**TO DO**
Please say how many lines in the records below contain the word "that", giving only the number.

**EXTRACTED RECORDS**
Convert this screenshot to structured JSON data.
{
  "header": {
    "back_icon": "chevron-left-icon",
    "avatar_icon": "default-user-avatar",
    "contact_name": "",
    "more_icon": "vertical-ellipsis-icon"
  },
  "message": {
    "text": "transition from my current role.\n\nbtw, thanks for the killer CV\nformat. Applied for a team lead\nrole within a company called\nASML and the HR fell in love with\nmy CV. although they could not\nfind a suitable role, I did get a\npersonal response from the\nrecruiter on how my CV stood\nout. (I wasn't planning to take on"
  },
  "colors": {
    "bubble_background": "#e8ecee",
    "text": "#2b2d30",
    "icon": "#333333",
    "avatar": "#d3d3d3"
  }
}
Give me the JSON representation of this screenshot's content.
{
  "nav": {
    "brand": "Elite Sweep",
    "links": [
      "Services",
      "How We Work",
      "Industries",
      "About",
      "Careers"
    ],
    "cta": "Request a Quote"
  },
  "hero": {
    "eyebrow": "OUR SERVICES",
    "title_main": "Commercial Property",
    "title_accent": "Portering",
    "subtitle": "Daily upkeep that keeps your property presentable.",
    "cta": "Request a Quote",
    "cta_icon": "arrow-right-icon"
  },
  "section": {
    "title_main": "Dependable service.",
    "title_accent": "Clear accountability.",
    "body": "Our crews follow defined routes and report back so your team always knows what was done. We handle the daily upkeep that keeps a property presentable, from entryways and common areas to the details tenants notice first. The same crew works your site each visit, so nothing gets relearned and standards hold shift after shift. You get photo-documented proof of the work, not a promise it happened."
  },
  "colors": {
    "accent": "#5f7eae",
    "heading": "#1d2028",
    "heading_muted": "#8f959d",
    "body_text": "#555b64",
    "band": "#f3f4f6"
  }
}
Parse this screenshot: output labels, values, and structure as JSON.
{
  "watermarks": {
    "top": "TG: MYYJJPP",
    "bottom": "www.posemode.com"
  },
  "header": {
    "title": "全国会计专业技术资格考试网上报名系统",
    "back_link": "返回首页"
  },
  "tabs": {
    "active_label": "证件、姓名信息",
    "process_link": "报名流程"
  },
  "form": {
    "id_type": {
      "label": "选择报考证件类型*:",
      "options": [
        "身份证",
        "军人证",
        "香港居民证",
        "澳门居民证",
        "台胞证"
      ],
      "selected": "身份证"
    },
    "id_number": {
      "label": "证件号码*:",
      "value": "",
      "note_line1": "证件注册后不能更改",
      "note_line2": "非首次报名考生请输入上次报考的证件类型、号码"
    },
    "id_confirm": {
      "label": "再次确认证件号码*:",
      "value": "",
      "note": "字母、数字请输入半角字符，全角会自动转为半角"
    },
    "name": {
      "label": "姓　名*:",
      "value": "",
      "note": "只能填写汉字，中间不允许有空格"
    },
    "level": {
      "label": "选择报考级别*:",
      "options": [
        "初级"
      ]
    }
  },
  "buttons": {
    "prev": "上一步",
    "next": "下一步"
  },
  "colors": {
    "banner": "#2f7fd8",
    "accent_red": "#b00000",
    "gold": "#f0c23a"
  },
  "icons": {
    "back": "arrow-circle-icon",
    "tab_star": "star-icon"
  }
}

**SOLUTION TO THE EXERCISE**
2